• _Requirement_
Every line holding "list" should be copied from the records below.
*** Opening of Data provided ***
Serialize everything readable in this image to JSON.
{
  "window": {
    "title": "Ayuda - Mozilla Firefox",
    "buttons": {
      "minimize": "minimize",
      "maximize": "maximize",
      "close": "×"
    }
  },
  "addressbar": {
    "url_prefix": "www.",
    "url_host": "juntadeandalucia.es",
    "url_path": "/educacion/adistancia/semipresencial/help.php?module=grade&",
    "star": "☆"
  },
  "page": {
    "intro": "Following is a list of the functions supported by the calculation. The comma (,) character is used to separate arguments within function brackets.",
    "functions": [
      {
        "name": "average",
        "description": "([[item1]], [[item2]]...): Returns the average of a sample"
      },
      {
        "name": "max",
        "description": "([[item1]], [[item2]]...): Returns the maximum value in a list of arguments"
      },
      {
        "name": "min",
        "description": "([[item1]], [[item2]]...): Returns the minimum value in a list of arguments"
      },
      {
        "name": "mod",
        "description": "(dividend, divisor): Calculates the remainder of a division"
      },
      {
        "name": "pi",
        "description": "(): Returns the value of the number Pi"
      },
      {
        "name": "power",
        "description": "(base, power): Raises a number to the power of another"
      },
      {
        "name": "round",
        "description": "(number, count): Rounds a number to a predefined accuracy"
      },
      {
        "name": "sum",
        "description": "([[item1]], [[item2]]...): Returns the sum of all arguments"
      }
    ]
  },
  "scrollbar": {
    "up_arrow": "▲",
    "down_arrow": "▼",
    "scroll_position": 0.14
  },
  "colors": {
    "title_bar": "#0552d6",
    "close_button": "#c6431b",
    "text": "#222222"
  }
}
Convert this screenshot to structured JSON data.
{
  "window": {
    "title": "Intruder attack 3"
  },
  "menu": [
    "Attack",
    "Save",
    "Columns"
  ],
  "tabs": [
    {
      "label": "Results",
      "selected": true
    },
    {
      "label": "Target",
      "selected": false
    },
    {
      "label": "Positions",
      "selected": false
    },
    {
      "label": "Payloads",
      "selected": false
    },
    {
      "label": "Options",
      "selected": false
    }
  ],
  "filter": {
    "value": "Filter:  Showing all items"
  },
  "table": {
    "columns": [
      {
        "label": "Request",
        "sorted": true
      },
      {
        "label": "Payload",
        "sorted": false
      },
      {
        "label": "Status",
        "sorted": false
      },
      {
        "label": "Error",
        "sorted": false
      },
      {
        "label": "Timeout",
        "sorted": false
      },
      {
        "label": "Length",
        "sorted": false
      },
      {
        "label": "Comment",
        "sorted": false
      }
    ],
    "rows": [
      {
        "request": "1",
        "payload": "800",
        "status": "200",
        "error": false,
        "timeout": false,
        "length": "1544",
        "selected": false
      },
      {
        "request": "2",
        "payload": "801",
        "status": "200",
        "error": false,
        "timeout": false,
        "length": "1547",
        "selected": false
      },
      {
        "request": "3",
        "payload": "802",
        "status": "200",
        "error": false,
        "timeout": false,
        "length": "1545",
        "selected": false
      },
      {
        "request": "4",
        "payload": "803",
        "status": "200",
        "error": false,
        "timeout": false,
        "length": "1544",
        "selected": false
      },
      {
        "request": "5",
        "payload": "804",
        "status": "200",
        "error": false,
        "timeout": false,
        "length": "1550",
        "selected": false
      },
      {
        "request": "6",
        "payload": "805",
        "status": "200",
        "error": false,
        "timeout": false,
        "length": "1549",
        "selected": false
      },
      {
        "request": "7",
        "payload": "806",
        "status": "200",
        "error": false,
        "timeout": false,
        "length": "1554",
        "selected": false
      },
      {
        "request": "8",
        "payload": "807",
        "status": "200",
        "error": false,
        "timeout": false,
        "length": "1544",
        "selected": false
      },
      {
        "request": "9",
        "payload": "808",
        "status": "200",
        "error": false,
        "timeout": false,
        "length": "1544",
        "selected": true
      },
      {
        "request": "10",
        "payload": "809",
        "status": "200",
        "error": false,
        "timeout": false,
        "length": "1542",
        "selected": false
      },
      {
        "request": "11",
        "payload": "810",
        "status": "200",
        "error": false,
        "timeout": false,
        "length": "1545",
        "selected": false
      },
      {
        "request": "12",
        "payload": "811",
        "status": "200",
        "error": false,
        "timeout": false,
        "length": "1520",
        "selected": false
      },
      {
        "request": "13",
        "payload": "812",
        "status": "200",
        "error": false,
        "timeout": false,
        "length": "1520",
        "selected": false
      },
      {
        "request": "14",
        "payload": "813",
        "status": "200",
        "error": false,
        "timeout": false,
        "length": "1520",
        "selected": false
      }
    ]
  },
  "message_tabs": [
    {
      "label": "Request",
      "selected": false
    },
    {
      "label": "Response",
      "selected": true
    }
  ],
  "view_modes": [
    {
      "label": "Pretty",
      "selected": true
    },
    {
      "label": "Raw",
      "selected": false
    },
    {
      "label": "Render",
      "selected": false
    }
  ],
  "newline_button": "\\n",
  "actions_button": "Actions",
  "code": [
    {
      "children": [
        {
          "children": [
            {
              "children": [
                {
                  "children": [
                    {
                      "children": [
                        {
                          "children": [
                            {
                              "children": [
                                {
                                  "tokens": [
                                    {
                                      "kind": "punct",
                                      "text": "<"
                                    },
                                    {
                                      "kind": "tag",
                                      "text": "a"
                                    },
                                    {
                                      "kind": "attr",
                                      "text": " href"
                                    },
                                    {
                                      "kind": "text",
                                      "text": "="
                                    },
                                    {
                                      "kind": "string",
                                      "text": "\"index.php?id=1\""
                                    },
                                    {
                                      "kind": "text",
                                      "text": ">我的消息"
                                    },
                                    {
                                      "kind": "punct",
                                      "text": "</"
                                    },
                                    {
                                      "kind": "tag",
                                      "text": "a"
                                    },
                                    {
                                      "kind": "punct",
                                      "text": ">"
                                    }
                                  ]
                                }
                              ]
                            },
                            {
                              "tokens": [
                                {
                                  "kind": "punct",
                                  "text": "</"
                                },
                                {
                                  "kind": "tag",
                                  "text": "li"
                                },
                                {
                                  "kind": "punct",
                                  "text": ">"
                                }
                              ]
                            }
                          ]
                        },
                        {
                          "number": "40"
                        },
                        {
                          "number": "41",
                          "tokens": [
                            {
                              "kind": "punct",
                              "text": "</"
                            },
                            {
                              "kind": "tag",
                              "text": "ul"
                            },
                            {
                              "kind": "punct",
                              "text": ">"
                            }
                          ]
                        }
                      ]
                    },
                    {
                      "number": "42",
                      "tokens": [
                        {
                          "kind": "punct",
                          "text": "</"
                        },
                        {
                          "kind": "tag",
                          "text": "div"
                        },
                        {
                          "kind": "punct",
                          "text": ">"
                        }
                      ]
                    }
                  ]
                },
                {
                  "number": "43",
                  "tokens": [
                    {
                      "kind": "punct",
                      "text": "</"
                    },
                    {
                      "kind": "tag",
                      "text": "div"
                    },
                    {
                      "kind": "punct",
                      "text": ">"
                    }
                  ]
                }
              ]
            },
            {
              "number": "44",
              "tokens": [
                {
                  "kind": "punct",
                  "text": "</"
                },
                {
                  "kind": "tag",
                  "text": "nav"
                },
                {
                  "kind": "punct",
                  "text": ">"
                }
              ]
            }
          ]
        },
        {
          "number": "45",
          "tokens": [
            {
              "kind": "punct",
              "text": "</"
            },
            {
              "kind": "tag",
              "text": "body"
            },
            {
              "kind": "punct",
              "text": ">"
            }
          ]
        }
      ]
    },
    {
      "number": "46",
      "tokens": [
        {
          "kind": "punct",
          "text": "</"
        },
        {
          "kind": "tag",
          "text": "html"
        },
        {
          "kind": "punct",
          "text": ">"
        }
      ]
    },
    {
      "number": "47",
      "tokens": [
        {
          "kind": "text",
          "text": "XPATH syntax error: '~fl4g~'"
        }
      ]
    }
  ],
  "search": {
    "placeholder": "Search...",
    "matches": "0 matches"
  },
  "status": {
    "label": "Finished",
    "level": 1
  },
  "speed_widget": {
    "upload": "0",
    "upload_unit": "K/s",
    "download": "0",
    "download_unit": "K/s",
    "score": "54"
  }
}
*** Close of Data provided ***
• _Your response_
    "intro": "Following is a list of the functions supported by the calculation. The comma (,) character is used to separate arguments within function brackets.",
        "description": "([[item1]], [[item2]]...): Returns the maximum value in a list of arguments"
        "description": "([[item1]], [[item2]]...): Returns the minimum value in a list of arguments"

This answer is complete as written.